▶ [Work item]:
Every line of the data below that holds the string "Updated" needs to be reported.

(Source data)
-- Opening Marker --

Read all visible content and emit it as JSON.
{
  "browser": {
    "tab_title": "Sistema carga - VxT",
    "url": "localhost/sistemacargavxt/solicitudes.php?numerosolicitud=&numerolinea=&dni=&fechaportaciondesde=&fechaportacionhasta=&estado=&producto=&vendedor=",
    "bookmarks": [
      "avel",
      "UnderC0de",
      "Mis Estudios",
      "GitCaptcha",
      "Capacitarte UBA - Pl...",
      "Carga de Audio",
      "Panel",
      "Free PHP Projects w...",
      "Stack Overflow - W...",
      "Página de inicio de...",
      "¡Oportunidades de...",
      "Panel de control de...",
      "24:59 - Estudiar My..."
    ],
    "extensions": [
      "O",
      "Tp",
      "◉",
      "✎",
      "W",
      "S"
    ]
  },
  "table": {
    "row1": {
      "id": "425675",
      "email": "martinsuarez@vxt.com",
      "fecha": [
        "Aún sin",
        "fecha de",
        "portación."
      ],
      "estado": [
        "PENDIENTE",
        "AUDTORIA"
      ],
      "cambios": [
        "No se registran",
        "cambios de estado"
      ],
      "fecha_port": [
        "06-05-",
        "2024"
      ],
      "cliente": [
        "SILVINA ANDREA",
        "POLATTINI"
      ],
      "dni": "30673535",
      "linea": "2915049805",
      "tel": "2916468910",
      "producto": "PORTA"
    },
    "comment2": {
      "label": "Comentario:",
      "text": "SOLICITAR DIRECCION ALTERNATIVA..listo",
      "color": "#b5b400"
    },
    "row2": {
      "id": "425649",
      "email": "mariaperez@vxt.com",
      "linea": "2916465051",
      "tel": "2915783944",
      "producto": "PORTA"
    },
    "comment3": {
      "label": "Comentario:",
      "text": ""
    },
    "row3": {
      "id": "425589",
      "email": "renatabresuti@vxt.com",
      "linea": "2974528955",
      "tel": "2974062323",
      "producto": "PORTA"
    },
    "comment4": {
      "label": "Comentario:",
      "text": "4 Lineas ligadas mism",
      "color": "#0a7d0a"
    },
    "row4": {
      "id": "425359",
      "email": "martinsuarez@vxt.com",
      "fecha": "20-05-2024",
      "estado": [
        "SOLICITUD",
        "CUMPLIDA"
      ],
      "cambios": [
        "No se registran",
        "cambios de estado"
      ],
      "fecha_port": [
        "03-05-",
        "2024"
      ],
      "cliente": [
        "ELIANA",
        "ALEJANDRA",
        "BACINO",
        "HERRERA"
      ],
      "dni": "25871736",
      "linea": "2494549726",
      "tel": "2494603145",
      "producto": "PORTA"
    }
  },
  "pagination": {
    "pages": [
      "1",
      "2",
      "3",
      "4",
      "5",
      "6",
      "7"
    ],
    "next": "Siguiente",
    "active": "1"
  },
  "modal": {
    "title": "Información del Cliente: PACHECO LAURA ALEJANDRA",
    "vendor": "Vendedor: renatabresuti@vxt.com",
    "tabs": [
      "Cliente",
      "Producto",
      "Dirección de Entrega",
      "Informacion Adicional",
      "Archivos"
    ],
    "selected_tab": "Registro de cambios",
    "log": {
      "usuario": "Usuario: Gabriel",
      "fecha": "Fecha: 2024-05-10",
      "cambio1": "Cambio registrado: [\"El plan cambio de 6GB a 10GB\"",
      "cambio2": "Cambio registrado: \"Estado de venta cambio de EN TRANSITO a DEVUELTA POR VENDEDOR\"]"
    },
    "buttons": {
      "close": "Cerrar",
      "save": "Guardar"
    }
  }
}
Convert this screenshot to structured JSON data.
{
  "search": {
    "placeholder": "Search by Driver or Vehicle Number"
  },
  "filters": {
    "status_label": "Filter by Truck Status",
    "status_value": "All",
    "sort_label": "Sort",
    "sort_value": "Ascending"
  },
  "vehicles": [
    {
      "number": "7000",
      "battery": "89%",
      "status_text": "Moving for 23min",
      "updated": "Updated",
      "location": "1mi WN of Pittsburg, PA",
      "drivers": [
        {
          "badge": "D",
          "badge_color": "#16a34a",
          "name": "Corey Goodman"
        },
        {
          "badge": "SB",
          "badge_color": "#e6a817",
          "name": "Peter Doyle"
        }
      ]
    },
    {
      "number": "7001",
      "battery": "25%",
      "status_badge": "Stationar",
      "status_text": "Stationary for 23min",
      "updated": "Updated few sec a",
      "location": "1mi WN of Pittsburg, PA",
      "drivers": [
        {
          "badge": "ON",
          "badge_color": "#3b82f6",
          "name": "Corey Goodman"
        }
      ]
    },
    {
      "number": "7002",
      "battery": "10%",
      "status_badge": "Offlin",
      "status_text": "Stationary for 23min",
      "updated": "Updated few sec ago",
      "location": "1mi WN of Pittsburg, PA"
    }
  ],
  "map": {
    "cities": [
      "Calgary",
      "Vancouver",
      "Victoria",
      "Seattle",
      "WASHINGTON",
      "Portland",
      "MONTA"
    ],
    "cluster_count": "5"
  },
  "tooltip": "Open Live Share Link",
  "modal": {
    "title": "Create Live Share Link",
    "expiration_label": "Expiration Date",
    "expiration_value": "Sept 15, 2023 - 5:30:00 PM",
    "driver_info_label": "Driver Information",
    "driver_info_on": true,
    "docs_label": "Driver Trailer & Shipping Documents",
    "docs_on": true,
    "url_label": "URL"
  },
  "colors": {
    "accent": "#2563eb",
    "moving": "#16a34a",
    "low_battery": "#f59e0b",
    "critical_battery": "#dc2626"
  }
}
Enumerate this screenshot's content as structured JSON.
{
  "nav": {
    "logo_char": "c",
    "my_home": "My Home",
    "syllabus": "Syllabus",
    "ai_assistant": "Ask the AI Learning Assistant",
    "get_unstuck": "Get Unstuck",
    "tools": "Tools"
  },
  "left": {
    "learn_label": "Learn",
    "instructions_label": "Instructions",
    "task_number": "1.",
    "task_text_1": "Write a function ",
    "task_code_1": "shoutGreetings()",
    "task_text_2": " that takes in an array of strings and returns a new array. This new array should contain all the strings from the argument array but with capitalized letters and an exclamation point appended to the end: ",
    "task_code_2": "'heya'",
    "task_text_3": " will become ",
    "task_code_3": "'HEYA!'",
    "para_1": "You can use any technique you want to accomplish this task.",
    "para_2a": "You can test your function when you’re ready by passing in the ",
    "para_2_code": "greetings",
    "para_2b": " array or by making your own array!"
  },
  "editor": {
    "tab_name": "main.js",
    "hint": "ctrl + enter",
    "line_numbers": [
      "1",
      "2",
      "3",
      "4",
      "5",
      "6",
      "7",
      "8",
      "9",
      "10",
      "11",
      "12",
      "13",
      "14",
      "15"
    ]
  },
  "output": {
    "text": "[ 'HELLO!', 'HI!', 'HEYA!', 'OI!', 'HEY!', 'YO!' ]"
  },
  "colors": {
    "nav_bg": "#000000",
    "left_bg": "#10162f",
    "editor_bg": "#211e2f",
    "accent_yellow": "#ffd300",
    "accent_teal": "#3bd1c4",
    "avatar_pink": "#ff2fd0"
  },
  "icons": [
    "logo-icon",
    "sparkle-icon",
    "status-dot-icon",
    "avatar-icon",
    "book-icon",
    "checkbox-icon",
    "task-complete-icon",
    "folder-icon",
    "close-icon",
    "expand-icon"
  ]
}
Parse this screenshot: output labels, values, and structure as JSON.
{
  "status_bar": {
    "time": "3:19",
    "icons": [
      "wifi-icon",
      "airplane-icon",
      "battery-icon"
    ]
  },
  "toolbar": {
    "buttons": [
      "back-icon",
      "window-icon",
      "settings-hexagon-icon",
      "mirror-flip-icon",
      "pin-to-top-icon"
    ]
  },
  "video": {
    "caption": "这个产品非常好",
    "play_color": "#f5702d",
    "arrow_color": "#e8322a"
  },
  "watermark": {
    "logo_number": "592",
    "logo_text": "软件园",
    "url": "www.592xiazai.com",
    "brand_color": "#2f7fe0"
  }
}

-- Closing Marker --

▶ [Answer area]:
      "updated": "Updated",
      "updated": "Updated few sec a",
      "updated": "Updated few sec ago",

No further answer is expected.